▶ _EXERCISE DESCRIPTION_: Scan the listing below for the word "title", then copy each line that has it.

▶ _EXCERPTED RECORDS_:
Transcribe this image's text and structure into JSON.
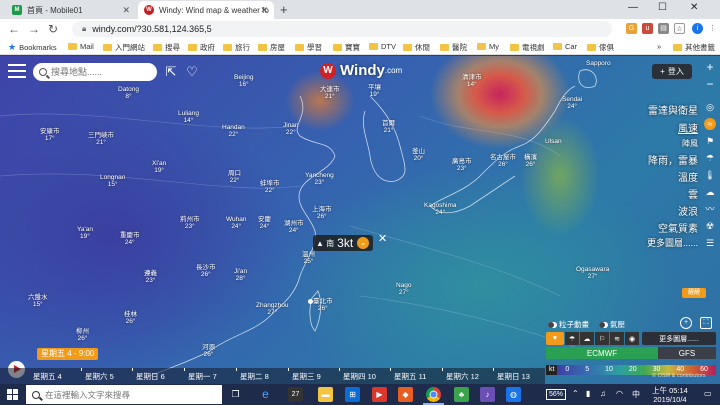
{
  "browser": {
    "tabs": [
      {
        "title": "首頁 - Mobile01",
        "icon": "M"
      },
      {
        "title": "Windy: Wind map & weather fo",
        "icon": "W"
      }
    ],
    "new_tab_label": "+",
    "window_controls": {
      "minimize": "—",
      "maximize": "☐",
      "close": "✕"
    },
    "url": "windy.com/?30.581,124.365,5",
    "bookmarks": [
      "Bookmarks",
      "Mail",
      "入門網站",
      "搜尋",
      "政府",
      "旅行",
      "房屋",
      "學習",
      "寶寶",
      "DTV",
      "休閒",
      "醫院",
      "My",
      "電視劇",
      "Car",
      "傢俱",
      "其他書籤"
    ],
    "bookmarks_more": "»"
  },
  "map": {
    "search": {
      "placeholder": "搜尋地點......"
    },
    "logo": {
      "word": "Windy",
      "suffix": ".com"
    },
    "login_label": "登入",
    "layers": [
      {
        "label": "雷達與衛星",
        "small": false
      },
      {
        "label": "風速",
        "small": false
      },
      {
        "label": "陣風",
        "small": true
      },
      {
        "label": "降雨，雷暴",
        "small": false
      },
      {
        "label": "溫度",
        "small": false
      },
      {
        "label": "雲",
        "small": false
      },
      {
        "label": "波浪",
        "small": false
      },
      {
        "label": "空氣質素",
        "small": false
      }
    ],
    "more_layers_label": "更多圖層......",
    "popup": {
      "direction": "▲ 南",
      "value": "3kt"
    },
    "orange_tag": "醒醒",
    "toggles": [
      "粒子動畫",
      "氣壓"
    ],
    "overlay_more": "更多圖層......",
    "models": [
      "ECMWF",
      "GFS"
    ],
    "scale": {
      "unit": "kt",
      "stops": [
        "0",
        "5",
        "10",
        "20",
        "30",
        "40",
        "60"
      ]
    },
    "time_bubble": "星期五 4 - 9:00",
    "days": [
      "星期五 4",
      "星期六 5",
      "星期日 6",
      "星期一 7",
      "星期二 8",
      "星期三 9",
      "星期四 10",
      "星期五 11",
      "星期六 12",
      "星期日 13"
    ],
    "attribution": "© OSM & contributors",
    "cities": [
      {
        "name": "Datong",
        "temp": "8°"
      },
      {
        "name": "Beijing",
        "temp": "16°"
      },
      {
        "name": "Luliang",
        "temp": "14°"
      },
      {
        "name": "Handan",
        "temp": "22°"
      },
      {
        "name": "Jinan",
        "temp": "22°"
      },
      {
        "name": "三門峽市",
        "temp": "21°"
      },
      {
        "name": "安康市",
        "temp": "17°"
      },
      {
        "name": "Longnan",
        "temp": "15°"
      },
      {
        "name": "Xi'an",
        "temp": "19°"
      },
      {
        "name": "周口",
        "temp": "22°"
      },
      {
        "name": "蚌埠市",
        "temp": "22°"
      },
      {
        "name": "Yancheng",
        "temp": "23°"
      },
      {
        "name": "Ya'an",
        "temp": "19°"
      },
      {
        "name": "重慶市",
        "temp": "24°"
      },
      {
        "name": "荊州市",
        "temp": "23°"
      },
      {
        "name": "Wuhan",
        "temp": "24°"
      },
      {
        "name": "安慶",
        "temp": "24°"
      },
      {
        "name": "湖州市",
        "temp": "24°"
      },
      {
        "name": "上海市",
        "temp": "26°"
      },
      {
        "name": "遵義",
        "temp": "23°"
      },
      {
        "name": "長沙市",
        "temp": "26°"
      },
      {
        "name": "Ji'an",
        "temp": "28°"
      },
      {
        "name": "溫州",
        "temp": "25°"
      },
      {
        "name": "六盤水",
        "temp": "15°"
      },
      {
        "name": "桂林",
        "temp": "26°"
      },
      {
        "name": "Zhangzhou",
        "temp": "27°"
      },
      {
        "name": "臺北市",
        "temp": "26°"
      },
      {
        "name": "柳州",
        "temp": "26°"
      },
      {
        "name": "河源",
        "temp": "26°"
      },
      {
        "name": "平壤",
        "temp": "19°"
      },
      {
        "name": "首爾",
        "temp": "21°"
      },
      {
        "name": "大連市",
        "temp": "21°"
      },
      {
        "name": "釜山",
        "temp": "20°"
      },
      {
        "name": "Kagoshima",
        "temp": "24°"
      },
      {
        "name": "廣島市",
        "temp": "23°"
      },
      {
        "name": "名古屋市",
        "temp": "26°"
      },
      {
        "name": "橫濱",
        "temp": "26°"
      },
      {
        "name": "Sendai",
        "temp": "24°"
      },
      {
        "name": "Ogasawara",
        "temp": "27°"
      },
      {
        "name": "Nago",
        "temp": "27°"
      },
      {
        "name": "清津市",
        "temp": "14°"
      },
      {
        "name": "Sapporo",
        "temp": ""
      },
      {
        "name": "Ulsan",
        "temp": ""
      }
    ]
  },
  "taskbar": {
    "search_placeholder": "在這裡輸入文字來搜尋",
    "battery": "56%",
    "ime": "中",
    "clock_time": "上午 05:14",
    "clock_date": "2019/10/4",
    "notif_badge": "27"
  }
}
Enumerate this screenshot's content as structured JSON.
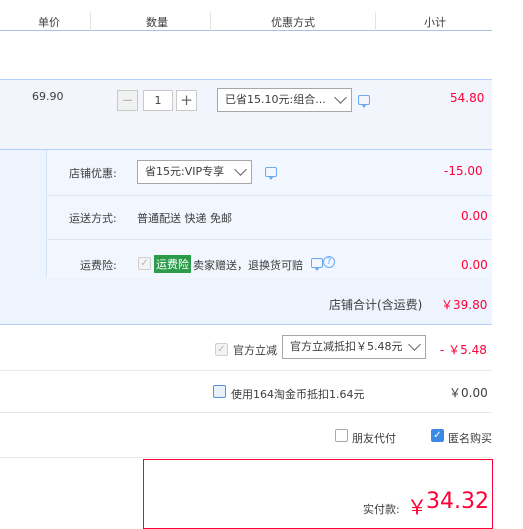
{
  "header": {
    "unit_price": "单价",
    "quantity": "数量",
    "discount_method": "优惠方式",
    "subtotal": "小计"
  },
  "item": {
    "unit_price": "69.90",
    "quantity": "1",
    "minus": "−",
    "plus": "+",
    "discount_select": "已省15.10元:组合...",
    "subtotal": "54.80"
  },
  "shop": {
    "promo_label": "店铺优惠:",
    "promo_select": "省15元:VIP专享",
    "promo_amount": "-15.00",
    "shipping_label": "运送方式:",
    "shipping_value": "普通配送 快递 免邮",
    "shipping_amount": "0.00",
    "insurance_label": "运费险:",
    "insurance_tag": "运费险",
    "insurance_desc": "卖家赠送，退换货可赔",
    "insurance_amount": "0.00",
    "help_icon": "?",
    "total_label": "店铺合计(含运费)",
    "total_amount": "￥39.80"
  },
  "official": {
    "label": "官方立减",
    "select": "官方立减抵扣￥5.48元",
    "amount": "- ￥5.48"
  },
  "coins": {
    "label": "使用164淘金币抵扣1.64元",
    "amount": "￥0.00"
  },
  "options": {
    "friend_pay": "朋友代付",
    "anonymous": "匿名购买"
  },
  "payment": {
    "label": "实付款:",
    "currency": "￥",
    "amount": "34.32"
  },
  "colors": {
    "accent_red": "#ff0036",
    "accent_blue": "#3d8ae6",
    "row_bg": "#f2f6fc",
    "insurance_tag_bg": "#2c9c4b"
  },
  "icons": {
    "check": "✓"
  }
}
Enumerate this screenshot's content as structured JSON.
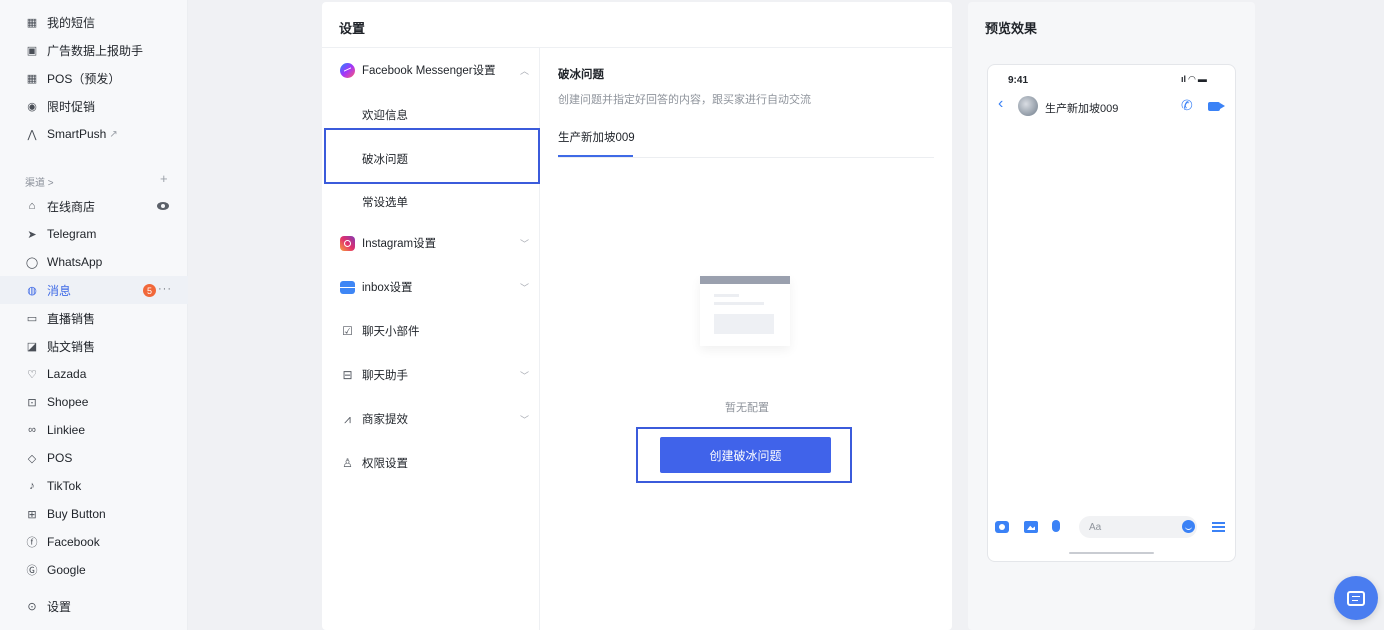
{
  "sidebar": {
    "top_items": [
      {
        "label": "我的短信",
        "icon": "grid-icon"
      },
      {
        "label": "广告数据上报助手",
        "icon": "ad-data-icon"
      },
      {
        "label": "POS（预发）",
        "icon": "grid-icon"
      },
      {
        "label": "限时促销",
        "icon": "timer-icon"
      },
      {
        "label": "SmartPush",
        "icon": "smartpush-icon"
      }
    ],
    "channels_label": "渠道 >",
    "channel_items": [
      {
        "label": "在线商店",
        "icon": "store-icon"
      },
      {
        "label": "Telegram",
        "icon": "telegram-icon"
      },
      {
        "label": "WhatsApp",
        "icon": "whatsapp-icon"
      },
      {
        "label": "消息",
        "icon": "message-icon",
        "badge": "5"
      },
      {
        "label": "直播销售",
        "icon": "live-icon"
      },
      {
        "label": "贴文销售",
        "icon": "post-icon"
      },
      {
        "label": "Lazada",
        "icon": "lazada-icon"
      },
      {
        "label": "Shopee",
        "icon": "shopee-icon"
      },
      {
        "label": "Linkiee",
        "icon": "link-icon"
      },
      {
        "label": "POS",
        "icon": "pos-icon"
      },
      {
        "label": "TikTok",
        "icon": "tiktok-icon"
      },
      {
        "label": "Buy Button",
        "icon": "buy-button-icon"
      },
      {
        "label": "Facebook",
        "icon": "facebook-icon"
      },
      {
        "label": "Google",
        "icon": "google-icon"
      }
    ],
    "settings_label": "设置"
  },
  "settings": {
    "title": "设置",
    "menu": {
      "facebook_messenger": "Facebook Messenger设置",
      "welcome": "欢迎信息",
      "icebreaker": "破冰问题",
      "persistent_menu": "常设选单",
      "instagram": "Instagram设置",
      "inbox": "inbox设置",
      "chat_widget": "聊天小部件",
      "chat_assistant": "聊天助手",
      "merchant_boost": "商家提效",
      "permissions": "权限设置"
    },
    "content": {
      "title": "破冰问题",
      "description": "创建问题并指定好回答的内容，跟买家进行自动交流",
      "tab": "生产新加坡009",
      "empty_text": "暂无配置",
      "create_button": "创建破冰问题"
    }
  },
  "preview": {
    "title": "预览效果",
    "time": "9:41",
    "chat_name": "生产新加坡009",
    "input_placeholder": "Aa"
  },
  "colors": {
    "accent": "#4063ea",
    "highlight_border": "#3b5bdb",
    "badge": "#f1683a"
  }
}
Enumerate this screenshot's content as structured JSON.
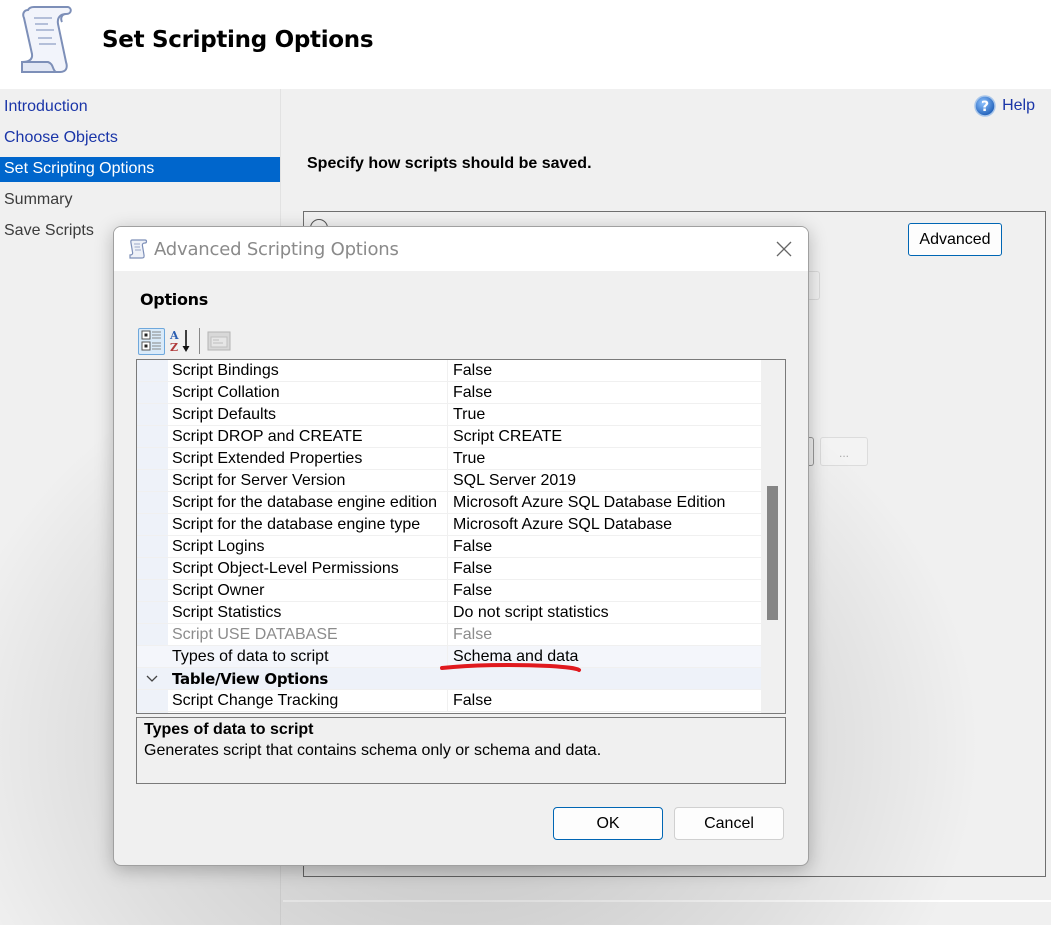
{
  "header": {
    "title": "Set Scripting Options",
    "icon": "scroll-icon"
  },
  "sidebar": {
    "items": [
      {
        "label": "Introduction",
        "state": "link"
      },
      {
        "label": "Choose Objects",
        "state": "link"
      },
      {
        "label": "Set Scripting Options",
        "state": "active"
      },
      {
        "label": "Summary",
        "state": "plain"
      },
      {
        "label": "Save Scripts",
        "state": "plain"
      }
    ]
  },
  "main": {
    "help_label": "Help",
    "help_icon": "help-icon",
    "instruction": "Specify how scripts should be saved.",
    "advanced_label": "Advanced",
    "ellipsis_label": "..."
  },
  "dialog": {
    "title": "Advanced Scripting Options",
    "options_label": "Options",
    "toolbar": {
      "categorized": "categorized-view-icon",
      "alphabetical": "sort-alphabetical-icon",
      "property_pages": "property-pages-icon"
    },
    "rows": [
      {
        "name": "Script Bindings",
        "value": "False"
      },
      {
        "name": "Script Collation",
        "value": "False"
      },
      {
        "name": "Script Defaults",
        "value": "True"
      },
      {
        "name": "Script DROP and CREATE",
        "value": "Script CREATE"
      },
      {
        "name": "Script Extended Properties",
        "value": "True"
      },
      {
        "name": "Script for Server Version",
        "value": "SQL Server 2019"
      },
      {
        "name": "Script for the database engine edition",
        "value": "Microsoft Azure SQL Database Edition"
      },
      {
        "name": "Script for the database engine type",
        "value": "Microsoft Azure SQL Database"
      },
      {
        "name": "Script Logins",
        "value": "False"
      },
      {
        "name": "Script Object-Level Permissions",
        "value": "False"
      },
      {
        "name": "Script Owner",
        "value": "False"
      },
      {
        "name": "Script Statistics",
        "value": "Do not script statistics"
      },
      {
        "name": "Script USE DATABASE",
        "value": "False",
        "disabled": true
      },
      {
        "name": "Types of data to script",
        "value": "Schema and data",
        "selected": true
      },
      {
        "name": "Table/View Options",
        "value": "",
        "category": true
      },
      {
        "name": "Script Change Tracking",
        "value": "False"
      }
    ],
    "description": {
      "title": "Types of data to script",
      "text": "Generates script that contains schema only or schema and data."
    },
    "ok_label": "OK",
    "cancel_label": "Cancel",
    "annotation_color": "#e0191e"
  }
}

▶ _ANSWER TO THE PROBLEM_:
        "title": "首頁 - Mobile01",
        "title": "Windy: Wind map & weather fo",
    "title": "设置",
      "title": "破冰问题",
    "title": "预览效果",
    "title": "Set Scripting Options",
    "title": "Advanced Scripting Options",
      "title": "Types of data to script",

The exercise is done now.